Millicent Simmonds is proof you don’t need to say a word to get someone’s attention.
The 15-year-old deaf actress has earned praise in recent months, thanks to her impressive work in last fall’s Todd Haynes film, “Wonderstruck,” based on the acclaimed novel by Brian Selznick, and now in “A Quiet Place,” an original, disturbing thriller hitting theaters Friday, April 6, starring Emily Blunt and John Krasinski (who also directed and co-wrote the screenplay).
“Quiet” gives us a whole new kind of monster to fear — a gangly creature that hunts by sound. While on-screen newspaper headlines (“NYC on lockdown” and “Stay silent — stay alive!”) clue us into the apocalyptic horror, it’s Simmonds’ heartfelt performance that grounds the tale in human drama. She plays Regan, a deaf but otherwise typical, boundary-pushing teen, whose parents (real-life husband and wife Krasinski and Blunt) are trying to keep their family alive. And they all nurse guilt over a day where things went horribly wrong.
Key to their survival is the fact that the family (like Simmonds’ own family back home in Bountiful, Utah) speaks American Sign Language (ASL). Simmonds, who lost her hearing as a baby, teaches ASL phrases on her own YouTube channel. She recently met with Newsday contributor Joseph V. Amodio, speaking and signing with interpreter Lynnette Taylor.

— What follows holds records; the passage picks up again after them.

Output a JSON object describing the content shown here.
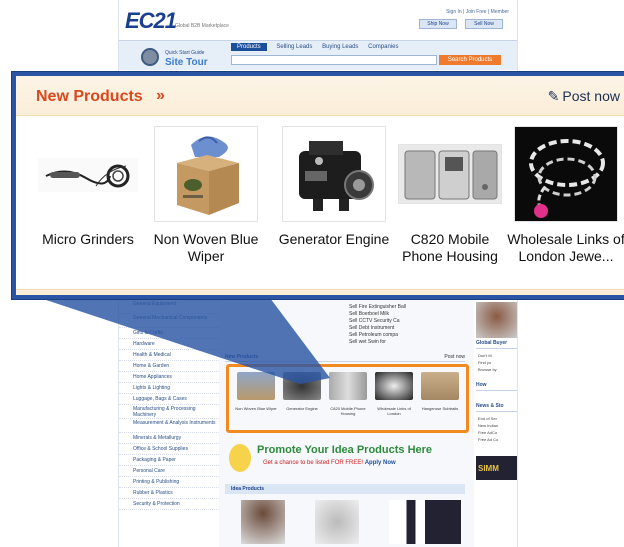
{
  "site": {
    "logo": "EC21",
    "logo_sub": "Global B2B Marketplace",
    "top_links": "Sign In | Join Free | Member",
    "ship_now": "Ship Now",
    "sell_now": "Sell Now",
    "tour_line1": "Quick Start Guide",
    "tour_line2": "Site Tour",
    "tabs": [
      "Products",
      "Selling Leads",
      "Buying Leads",
      "Companies"
    ],
    "search_button": "Search Products",
    "categories": [
      "General Equipment",
      "General Mechanical Components",
      "Gifts & Crafts",
      "Hardware",
      "Health & Medical",
      "Home & Garden",
      "Home Appliances",
      "Lights & Lighting",
      "Luggage, Bags & Cases",
      "Manufacturing & Processing Machinery",
      "Measurement & Analysis Instruments",
      "Minerals & Metallurgy",
      "Office & School Supplies",
      "Packaging & Paper",
      "Personal Care",
      "Printing & Publishing",
      "Rubber & Plastics",
      "Security & Protection"
    ],
    "news_rows": [
      "Sell Fire Extinguisher Ball",
      "Sell Boerboel Milk",
      "Sell CCTV Security Ca",
      "Sell Debt Instrument",
      "Sell Petroleum compa",
      "Sell wet Swin for"
    ],
    "new_products_small": "New Products",
    "post_now_small": "Post now",
    "mini_products": [
      "Non Woven Blue Wiper",
      "Generator Engine",
      "C820 Mobile Phone Housing",
      "Wholesale Links of London",
      "Hangerose Subtraits"
    ],
    "banner_title": "Promote Your Idea Products Here",
    "banner_sub": "Get a chance to be listed FOR FREE!",
    "banner_apply": "Apply Now",
    "ideas_bar": "Idea Products",
    "right_boxes": [
      "Global Buyer",
      "How",
      "News & Sto"
    ],
    "right_texts": [
      "Don't M",
      "Find yo",
      "Browse by",
      "End of Ser",
      "New Indian",
      "Free AdCo",
      "Free Ad Co"
    ],
    "right_banner": "SIMM"
  },
  "panel": {
    "title": "New Products",
    "raquo": "»",
    "post_now": "Post now",
    "products": [
      {
        "name": "Micro Grinders",
        "icon": "micro-grinder-image"
      },
      {
        "name": "Non Woven Blue Wiper",
        "icon": "wiper-box-image"
      },
      {
        "name": "Generator Engine",
        "icon": "engine-image"
      },
      {
        "name": "C820 Mobile Phone Housing",
        "icon": "phone-housing-image"
      },
      {
        "name": "Wholesale Links of London Jewe...",
        "icon": "jewelry-chain-image"
      }
    ]
  },
  "colors": {
    "accent": "#d9481f",
    "panel_border": "#2b55a4",
    "highlight": "#f28a22"
  }
}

Let me see if I can get this. [Signing.] Hello. How are you? My name is J-O-E and A-uhhh . . . the “M” is a hard one.
Like this. [Simmonds demonstrates, moving the reporter’s fingers into place.]
TAYLOR: Fold those three fingers over your thumb. Like that.
Oh, OK. A-M-O-D-I-O.
Good job. I like it.
That’s all I know. Luckily, your interpreter can translate for us.
I had Lynnette on the “Wonderstruck” set and on “A Quiet Place.” Lynnette knows me well. If I sign a little lazy, she’ll fix it for me. And somehow she has a way to make people cry. She can bring out the emotions in what I’m saying. She’s amazing. And she’s helped me a lot in my personal life. So I’m very lucky to have her. [Taylor then signs something to Simmonds.]
TAYLOR: I just said I love her. [Then Simmonds signs to Taylor.] She loves me back. [The two chuckle.]
What was it like working with the monsters?
They showed us pictures of what the monsters would look like. We never saw the end result till we saw the film. During filming, a guy would act out the role [wearing a special-effects green suit]. He had this little horn on his head — it was kinda cute. We always giggled when we saw him. But sometimes John [Krasinski] would put on the green suit and act as the monster. He’d crawl around, growl. My first day [on set, he took me aside]. We had a long, deep conversation about my character. That helped me a lot.
How do you know when the director yells “Action” or “Cut?”
Sometimes the interpreter cues me. Or someone else. “Wonderstruck” used lights, or stomping on the floor. [She speaks.] It was cool.
What’s life like in Utah?
I’m from a really nice town. Full of nature, mountains, clean air, rock climbing. But I’d prefer New York City. I love the diversity here, the religions, the food — especially the food.
What’s your favorite?
Then you need to go to Chinatown.
Yes. I went. It’ll change your life, eating there. [She laughs.]
So what are your plans? College? Reality show?
I’d love to continue acting. Maybe start a business. I’m just letting life lead me at the moment. I want to travel the world — like Egypt. I love history. That’s my favorite subject at school. From the building of the pyramids to . . . King Tut. Their way of working without technology. I find all that fascinating.
I heard you quote a statistic — about 98 percent of hearing parents with deaf children don’t learn sign language. That surprised me.
At my deaf school, kids . . . who didn’t [sign] with their parents often didn’t want to go home. They’d end up writing notes to their parents and it was cumbersome. They weren’t able to speak from the heart. I’m not trying to be critical of parents. I understand — they’re doing their best. We also had deaf children who could speak with their parents but not sign. As long as they understand each other, that’s fine. I have no problem with how people communicate. But I think it’s important . . . for everyone to be open to learn sign language.
Just trying to introduce myself before, it felt like choreography.
It uses your body, your face. It’s a beautiful language.
And your own parents?
They sign. We’re very close. I can tell [them] anything. They’re very supportive, encouraging, and just think I can do it.